The Works of Sulpitius Severus.: Chapter XLIV.

Early Church Fathers  Index     

Chapter XLIV.
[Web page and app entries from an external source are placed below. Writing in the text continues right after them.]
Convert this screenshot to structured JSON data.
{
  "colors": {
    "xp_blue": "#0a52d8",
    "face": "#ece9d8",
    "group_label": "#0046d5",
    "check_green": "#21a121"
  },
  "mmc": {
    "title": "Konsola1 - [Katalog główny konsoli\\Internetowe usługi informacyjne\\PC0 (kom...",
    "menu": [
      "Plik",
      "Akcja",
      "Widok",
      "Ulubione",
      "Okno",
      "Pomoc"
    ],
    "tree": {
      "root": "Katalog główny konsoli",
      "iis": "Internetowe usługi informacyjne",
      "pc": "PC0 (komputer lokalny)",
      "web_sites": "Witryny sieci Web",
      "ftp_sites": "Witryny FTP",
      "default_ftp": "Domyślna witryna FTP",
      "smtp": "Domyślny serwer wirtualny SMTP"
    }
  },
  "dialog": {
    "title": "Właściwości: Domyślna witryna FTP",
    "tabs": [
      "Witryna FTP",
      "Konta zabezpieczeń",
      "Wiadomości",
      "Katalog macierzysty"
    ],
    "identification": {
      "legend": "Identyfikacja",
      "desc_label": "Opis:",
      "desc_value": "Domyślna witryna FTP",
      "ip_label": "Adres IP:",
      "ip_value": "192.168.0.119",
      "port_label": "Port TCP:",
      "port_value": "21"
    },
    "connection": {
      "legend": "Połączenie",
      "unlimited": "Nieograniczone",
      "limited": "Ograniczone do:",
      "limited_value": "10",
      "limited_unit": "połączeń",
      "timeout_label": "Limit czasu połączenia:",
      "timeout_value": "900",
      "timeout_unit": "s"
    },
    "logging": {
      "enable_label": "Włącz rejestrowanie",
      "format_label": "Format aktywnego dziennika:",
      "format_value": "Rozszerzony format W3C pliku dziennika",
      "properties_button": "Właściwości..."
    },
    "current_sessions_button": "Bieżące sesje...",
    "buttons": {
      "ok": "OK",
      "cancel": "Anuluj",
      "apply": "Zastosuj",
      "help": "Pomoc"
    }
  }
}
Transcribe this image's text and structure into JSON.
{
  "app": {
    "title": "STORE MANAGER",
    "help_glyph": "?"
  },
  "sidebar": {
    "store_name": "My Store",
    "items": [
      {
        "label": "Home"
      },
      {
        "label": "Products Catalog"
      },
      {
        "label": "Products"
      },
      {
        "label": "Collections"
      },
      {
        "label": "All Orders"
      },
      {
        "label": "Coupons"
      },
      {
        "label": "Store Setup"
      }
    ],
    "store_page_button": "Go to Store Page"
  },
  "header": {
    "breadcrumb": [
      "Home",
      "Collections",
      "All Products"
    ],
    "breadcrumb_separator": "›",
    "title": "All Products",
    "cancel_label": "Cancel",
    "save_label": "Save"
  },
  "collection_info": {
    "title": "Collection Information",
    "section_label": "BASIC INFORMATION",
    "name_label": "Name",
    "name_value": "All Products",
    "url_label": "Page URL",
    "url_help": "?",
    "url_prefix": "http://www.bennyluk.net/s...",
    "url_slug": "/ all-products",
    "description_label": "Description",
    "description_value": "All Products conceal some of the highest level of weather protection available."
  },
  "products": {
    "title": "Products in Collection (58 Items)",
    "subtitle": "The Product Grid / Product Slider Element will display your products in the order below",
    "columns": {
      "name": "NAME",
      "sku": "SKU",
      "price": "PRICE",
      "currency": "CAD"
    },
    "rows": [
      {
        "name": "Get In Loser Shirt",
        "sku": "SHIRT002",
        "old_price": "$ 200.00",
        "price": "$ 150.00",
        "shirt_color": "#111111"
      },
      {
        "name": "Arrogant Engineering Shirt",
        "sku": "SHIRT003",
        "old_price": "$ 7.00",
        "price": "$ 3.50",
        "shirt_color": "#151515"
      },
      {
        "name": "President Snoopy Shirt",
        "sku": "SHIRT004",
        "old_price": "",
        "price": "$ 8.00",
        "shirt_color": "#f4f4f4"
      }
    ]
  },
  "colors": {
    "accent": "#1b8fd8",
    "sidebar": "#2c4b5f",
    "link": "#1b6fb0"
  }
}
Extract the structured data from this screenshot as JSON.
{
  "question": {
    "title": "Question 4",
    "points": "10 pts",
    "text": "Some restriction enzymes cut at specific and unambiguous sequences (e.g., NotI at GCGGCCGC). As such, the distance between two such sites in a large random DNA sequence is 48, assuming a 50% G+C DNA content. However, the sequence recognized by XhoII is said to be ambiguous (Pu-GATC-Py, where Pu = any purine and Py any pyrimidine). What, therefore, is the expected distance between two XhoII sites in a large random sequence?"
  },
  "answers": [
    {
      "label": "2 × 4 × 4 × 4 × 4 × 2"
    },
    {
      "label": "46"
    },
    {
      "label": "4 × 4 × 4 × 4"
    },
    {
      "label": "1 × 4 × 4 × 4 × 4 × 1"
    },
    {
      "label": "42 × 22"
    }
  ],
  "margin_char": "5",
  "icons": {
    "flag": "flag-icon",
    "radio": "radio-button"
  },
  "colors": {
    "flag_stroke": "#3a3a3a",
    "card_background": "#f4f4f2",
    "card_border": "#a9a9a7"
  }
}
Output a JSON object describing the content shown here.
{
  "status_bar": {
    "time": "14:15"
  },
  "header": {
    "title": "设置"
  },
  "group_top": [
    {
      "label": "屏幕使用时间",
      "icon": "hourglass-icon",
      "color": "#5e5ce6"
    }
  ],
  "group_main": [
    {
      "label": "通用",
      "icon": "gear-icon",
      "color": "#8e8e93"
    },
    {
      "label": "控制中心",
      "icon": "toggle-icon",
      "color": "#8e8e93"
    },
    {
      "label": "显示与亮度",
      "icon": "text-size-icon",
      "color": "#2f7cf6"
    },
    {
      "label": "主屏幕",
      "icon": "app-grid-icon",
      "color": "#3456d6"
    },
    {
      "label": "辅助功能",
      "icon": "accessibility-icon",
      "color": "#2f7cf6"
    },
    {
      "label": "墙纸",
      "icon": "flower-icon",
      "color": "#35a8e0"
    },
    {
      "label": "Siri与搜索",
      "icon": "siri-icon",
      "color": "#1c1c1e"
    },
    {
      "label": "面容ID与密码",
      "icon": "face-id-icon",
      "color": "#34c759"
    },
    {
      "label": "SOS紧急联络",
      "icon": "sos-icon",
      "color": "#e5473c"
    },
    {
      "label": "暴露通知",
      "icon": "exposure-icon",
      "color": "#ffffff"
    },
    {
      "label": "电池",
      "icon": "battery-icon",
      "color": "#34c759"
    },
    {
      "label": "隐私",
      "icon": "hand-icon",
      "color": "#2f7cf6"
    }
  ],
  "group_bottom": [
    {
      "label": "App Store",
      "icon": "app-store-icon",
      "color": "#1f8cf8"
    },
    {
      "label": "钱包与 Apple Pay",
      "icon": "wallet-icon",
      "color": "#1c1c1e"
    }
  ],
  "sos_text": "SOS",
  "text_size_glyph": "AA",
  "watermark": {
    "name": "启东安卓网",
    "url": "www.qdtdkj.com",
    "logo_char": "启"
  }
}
At that time, Ahab, king of Samaria, coveted the vineyard of Naboth, which was adjacent to his own. And as Naboth was unwilling to sell it to him, he was cut off by the wiles of Jezebel. Thus Ahab got possession of the vineyard, though he is said at the same time to have regretted the death of Naboth. Acknowledging his crime, he is related to have done 319 penance clothed in sackcloth; and in this way he turned aside threatening punishment. For the king of Syria with a great army, having formed a military confederacy with thirty-two kings, entered the territories of Samaria, and began to besiege the city with its king. The affairs of the besieged being then in a state of great distress, the Syrian king offers these conditions in the war,—if they should give up their gold and silver and women, he would spare their lives. But, with such iniquitous conditions offered, it seemed better to suffer the greatest extremities. And now when the safety of all was despaired of, a prophet sent by God went to the king, encouraged him to go forth to battle, and when he hesitated, strengthened his confidence in many ways. Accordingly making a sally, the enemy were routed, and an abundant store of booty was secured. But, after a year, the Syrian king returned with recruited strength into Samaria, burning to avenge the defeat he had received, but was again overthrown. In that battle one hundred and twenty thousand of the Syrians perished; the king was pardoned, and his kingdom and former position were granted him. Then Ahab was reproved by the prophet in the words of God, for having abused the divine kindness, and spared the enemy delivered up to him. The Syrian king, therefore, after three years, made war upon the Hebrews. Against him Ahab, under the advice of some false prophet, went forth to battle, having spurned the words of Michea the prophet and cast him into prison, because the prophet had warned him that the fight would prove disastrous to him. Thus, then, Ahab, being slain in that battle, left the kingdom to his son Ochozia.



“Egisse pænitentiam.”

Next: Chapter XLV.